ACTIVITY: Return all of the data exactly as written, without the pictures.

Start of SOURCE DATA

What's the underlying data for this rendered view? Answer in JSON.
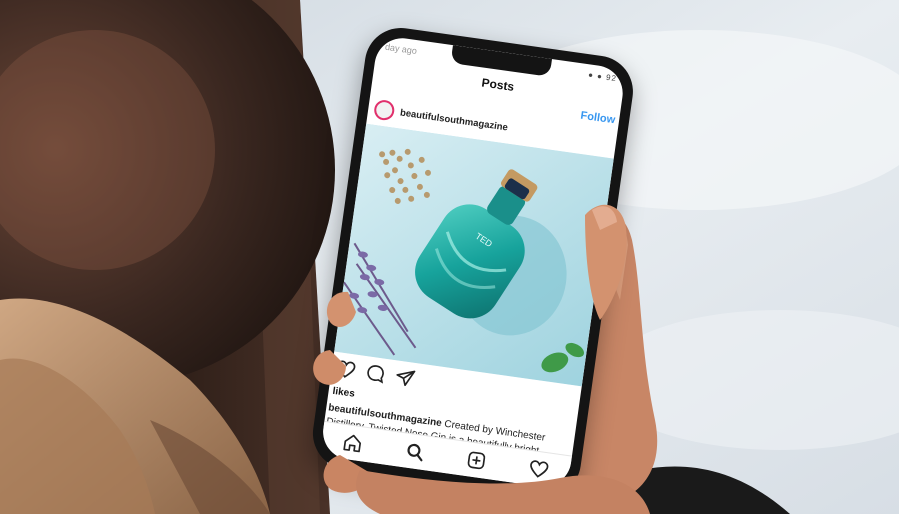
{
  "scene": {
    "description_colors": {
      "background": "#dfe6ec",
      "head_hair": "#3b2a22",
      "skin": "#d89978",
      "phone": "#141414",
      "gin_bottle": "#1aa6a0"
    }
  },
  "screen": {
    "status_time": "day ago",
    "status_icons": "● ● 92",
    "nav_title": "Posts",
    "follow_label": "Follow",
    "post": {
      "username": "beautifulsouthmagazine",
      "bottle_label": "TED"
    },
    "likes": "likes",
    "caption_username": "beautifulsouthmagazine",
    "caption_line1_text": " Created by Winchester",
    "caption_line2_text": "Distillery, Twisted Nose Gin is a beautifully bright"
  },
  "icons": {
    "heart": "heart-icon",
    "comment": "comment-icon",
    "share": "send-icon",
    "home": "home-icon",
    "search": "search-icon",
    "create": "add-post-icon",
    "activity": "heart-icon"
  }
}
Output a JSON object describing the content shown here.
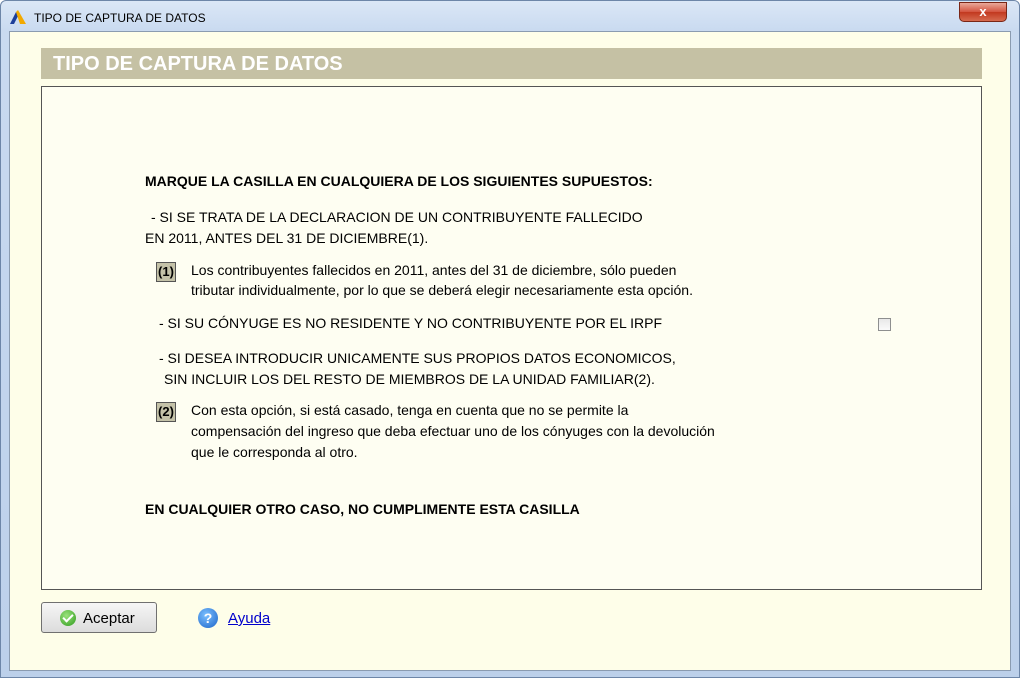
{
  "window": {
    "title": "TIPO DE CAPTURA DE DATOS",
    "close_label": "x"
  },
  "header": {
    "title": "TIPO DE CAPTURA DE DATOS"
  },
  "content": {
    "intro": "MARQUE LA CASILLA EN CUALQUIERA DE LOS SIGUIENTES SUPUESTOS:",
    "case1_line1": "- SI SE TRATA DE LA DECLARACION DE UN CONTRIBUYENTE FALLECIDO",
    "case1_line2": "EN 2011, ANTES DEL 31 DE DICIEMBRE(1).",
    "note1_badge": "(1)",
    "note1_line1": "Los contribuyentes fallecidos en 2011, antes del 31 de diciembre, sólo pueden",
    "note1_line2": "tributar individualmente, por lo que se deberá elegir necesariamente esta opción.",
    "case2": "- SI SU CÓNYUGE ES NO RESIDENTE Y NO CONTRIBUYENTE POR EL IRPF",
    "case3_line1": "- SI DESEA INTRODUCIR UNICAMENTE SUS PROPIOS DATOS ECONOMICOS,",
    "case3_line2": "SIN INCLUIR LOS DEL RESTO DE MIEMBROS DE LA UNIDAD FAMILIAR(2).",
    "note2_badge": "(2)",
    "note2_line1": "Con esta opción, si está casado, tenga en cuenta que no se permite la",
    "note2_line2": "compensación del ingreso que deba efectuar uno de los cónyuges con la devolución",
    "note2_line3": "que le corresponda al otro.",
    "footer_note": "EN CUALQUIER OTRO CASO, NO CUMPLIMENTE ESTA CASILLA",
    "checkbox_checked": false
  },
  "buttons": {
    "accept_label": "Aceptar",
    "help_label": "Ayuda"
  }
}
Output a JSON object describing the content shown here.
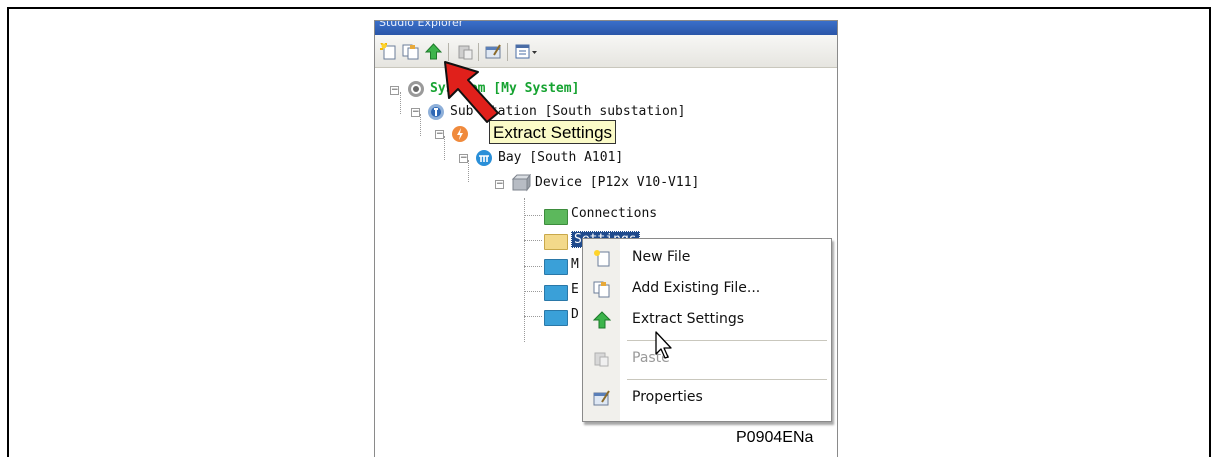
{
  "explorer": {
    "title": "Studio Explorer",
    "toolbar": {
      "buttons": [
        "new-file-icon",
        "add-existing-file-icon",
        "extract-settings-icon",
        "paste-icon",
        "properties-icon",
        "view-options-icon"
      ]
    },
    "tree": {
      "system": {
        "prefix": "Sys",
        "label": "tem [My System]"
      },
      "substation": {
        "prefix": "Sub",
        "label": "station [South substation]"
      },
      "voltage_icon": "voltage-level-icon",
      "bay": {
        "label": "Bay [South A101]"
      },
      "device": {
        "label": "Device [P12x V10-V11]"
      },
      "folders": [
        {
          "label": "Connections"
        },
        {
          "label": "Settings"
        },
        {
          "label": "M"
        },
        {
          "label": "E"
        },
        {
          "label": "D"
        }
      ]
    }
  },
  "tooltip": {
    "text": "Extract Settings"
  },
  "context_menu": {
    "items": [
      {
        "label": "New File",
        "icon": "new-file-icon",
        "enabled": true
      },
      {
        "label": "Add Existing File...",
        "icon": "add-existing-file-icon",
        "enabled": true
      },
      {
        "label": "Extract Settings",
        "icon": "extract-settings-icon",
        "enabled": true
      },
      {
        "label": "Paste",
        "icon": "paste-icon",
        "enabled": false
      },
      {
        "label": "Properties",
        "icon": "properties-icon",
        "enabled": true
      }
    ]
  },
  "caption": "P0904ENa",
  "colors": {
    "system_label": "#16a331",
    "selection": "#1f4a8c",
    "tooltip_bg": "#fbfbc8",
    "arrow": "#e0201b",
    "folder_green": "#5cb85c",
    "folder_blue": "#3aa0d8",
    "folder_yellow": "#f3d98a"
  }
}
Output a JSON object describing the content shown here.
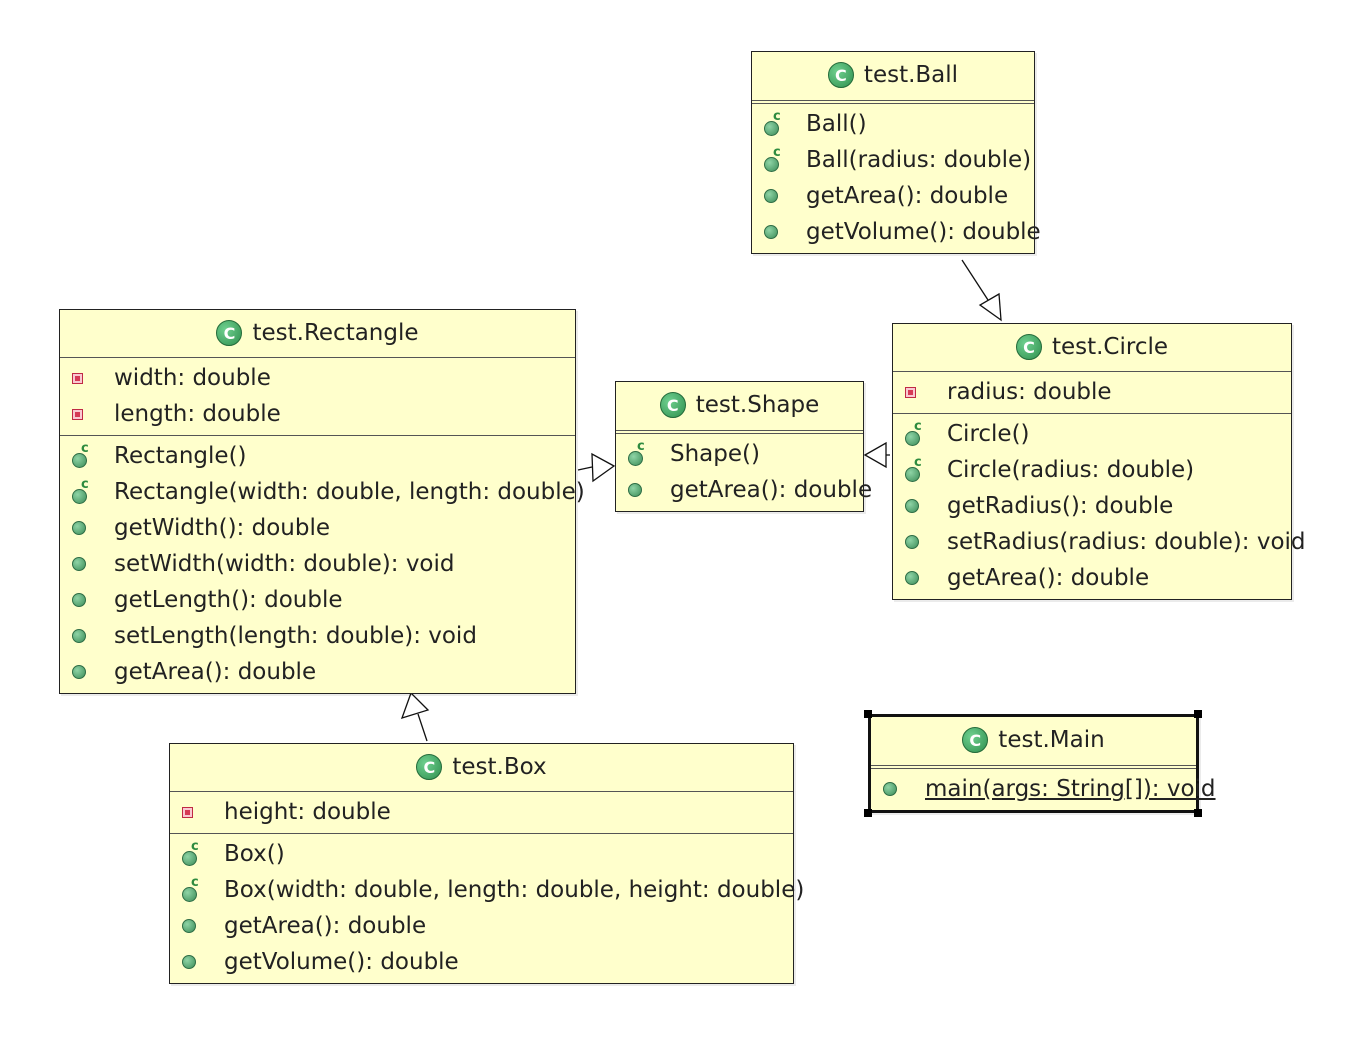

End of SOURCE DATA

ANSWER SECTION:
What's the underlying data for this rendered view? Answer in JSON.
{
  "scene": {
    "description_colors": {
      "background": "#dfe6ec",
      "head_hair": "#3b2a22",
      "skin": "#d89978",
      "phone": "#141414",
      "gin_bottle": "#1aa6a0"
    }
  },
  "screen": {
    "status_time": "day ago",
    "status_icons": "● ● 92",
    "nav_title": "Posts",
    "follow_label": "Follow",
    "post": {
      "username": "beautifulsouthmagazine",
      "bottle_label": "TED"
    },
    "likes": "likes",
    "caption_username": "beautifulsouthmagazine",
    "caption_line1_text": " Created by Winchester",
    "caption_line2_text": "Distillery, Twisted Nose Gin is a beautifully bright"
  },
  "icons": {
    "heart": "heart-icon",
    "comment": "comment-icon",
    "share": "send-icon",
    "home": "home-icon",
    "search": "search-icon",
    "create": "add-post-icon",
    "activity": "heart-icon"
  }
}
Output a JSON object describing the content shown here.
{
  "window": {
    "title": "TIPO DE CAPTURA DE DATOS",
    "close_label": "x"
  },
  "header": {
    "title": "TIPO DE CAPTURA DE DATOS"
  },
  "content": {
    "intro": "MARQUE LA CASILLA EN CUALQUIERA DE LOS SIGUIENTES SUPUESTOS:",
    "case1_line1": "- SI SE TRATA DE LA DECLARACION DE UN CONTRIBUYENTE FALLECIDO",
    "case1_line2": "EN 2011, ANTES DEL 31 DE DICIEMBRE(1).",
    "note1_badge": "(1)",
    "note1_line1": "Los contribuyentes fallecidos en 2011, antes del 31 de diciembre, sólo pueden",
    "note1_line2": "tributar individualmente, por lo que se deberá elegir necesariamente esta opción.",
    "case2": "- SI SU CÓNYUGE ES NO RESIDENTE Y NO CONTRIBUYENTE POR EL IRPF",
    "case3_line1": "- SI DESEA INTRODUCIR UNICAMENTE SUS PROPIOS DATOS ECONOMICOS,",
    "case3_line2": "SIN INCLUIR LOS DEL RESTO DE MIEMBROS DE LA UNIDAD FAMILIAR(2).",
    "note2_badge": "(2)",
    "note2_line1": "Con esta opción, si está casado, tenga en cuenta que no se permite la",
    "note2_line2": "compensación del ingreso que deba efectuar uno de los cónyuges con la devolución",
    "note2_line3": "que le corresponda al otro.",
    "footer_note": "EN CUALQUIER OTRO CASO, NO CUMPLIMENTE ESTA CASILLA",
    "checkbox_checked": false
  },
  "buttons": {
    "accept_label": "Aceptar",
    "help_label": "Ayuda"
  }
}
Output a JSON object describing the content shown here.
{
  "explorer": {
    "title": "Studio Explorer",
    "toolbar": {
      "buttons": [
        "new-file-icon",
        "add-existing-file-icon",
        "extract-settings-icon",
        "paste-icon",
        "properties-icon",
        "view-options-icon"
      ]
    },
    "tree": {
      "system": {
        "prefix": "Sys",
        "label": "tem [My System]"
      },
      "substation": {
        "prefix": "Sub",
        "label": "station [South substation]"
      },
      "voltage_icon": "voltage-level-icon",
      "bay": {
        "label": "Bay [South A101]"
      },
      "device": {
        "label": "Device [P12x V10-V11]"
      },
      "folders": [
        {
          "label": "Connections"
        },
        {
          "label": "Settings"
        },
        {
          "label": "M"
        },
        {
          "label": "E"
        },
        {
          "label": "D"
        }
      ]
    }
  },
  "tooltip": {
    "text": "Extract Settings"
  },
  "context_menu": {
    "items": [
      {
        "label": "New File",
        "icon": "new-file-icon",
        "enabled": true
      },
      {
        "label": "Add Existing File...",
        "icon": "add-existing-file-icon",
        "enabled": true
      },
      {
        "label": "Extract Settings",
        "icon": "extract-settings-icon",
        "enabled": true
      },
      {
        "label": "Paste",
        "icon": "paste-icon",
        "enabled": false
      },
      {
        "label": "Properties",
        "icon": "properties-icon",
        "enabled": true
      }
    ]
  },
  "caption": "P0904ENa",
  "colors": {
    "system_label": "#16a331",
    "selection": "#1f4a8c",
    "tooltip_bg": "#fbfbc8",
    "arrow": "#e0201b",
    "folder_green": "#5cb85c",
    "folder_blue": "#3aa0d8",
    "folder_yellow": "#f3d98a"
  }
}
Output a JSON object describing the content shown here.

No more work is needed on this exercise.